Number Theory and Probability
Advisor: Steven J. Miller and possibly others
We’ll explore many of the interplays between number theory and probability / harmonic analysis, with projects drawn from L-functions, Random Matrix Theory, Additive Number Theory (such as the 3x+1 Problem and Zeckendorf decompositions), and Benford’s law. A common theme in many of these systems is either a probabilistic model or heuristic. For example, Random Matrix Theory was developed to study the energy levels of heavy nuclei. While it can be hard to analyze the behavior of a specific configuration it is often possible to say something about the configurations in aggregate. For instance, it is often easy to calculate an average over all configurations, and then appeal to a Central Limit Theorem type result to say that a generic systems behavior is close to this average. These techniques have been applied to many problems, ranging from the behavior of L-functions to the structure of networks to city transportation.
The choice of problems will be chosen by student interest from these and other related topics. For references for each set of problems and additional details, please go to http://www.williams.edu/Mathematics/sjmiller/public_html/ntprob17.
Random Matrix Theory
Advisor: Mihai Stoiciu
- “What Is A Random Matrix” by Persi Diaconis: http://www.ams.org/notices/200511/what-is.pdf
- “An Introduction to Random Matrix Theory” by Greg W. Anderson, Alice Guionnet, and Ofer Zeitouni: http://www.wisdom.weizmann.ac.il/~zeitouni/cupbook.pdf
- “Topics in Random Matrix Theory” by Terry Tao: https://terrytao.files.wordpress.com/2011/02/matrix-book.pdf
- Article about the Tracy-Widom distribution: https://www.quantamagazine.org/beyond-the-bell-curve-a-new-universal-law-20141015/
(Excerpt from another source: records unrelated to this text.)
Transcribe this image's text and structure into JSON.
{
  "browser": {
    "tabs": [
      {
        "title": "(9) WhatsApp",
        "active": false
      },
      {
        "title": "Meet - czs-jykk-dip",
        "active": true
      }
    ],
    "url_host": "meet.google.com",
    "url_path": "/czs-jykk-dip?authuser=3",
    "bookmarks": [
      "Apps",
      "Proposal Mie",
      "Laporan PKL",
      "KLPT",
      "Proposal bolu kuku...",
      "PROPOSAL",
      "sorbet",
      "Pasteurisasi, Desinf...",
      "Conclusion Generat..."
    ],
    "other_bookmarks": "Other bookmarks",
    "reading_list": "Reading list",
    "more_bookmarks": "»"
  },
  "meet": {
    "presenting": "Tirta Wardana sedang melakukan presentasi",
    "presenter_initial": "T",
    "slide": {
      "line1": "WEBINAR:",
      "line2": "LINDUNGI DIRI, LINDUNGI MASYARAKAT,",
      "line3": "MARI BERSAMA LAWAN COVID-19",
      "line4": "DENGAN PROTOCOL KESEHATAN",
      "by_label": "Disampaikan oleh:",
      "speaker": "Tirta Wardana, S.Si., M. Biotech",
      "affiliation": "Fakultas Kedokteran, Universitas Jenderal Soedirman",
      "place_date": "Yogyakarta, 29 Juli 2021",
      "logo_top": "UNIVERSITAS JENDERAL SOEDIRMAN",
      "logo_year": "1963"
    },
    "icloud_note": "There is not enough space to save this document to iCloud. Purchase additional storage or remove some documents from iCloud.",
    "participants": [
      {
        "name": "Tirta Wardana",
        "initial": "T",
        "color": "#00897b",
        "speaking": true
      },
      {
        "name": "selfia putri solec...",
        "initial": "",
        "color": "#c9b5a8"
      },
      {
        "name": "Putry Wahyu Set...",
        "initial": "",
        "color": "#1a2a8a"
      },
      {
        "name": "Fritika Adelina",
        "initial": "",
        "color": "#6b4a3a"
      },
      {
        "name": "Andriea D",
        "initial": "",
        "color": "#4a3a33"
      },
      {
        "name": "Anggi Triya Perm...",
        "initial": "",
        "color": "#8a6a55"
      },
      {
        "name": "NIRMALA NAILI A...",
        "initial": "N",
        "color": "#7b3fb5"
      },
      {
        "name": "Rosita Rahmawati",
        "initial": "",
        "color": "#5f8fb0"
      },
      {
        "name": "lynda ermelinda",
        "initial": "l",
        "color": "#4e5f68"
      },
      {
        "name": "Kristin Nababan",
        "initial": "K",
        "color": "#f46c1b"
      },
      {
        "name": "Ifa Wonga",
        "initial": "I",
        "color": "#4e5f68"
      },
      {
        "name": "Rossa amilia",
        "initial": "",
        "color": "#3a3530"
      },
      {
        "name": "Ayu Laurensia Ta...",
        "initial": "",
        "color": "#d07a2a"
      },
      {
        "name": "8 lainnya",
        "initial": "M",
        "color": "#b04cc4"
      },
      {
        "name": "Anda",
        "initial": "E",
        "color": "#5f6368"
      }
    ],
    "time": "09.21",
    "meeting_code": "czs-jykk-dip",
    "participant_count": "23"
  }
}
Advisor: Ralph Morrison
Tropical geometry combines the worlds of combinatorics, discrete geometry, and algebraic geometry, and we will draw from projects that emphasize these subjects and the connections between them. We will focus on abstract tropical curves, which are graphs with lengths assigned to the edges. These combinatorial objects can be used to study algebraic curves. In particular, we’ll be focused on the theory of divisors on these graphs, which can be phrased in the language of chip-firing games, with a view towards studying an important number called the gonality of a graph. We will also consider embedded tropical curves, which live in Euclidean space as piecewise-linear objects.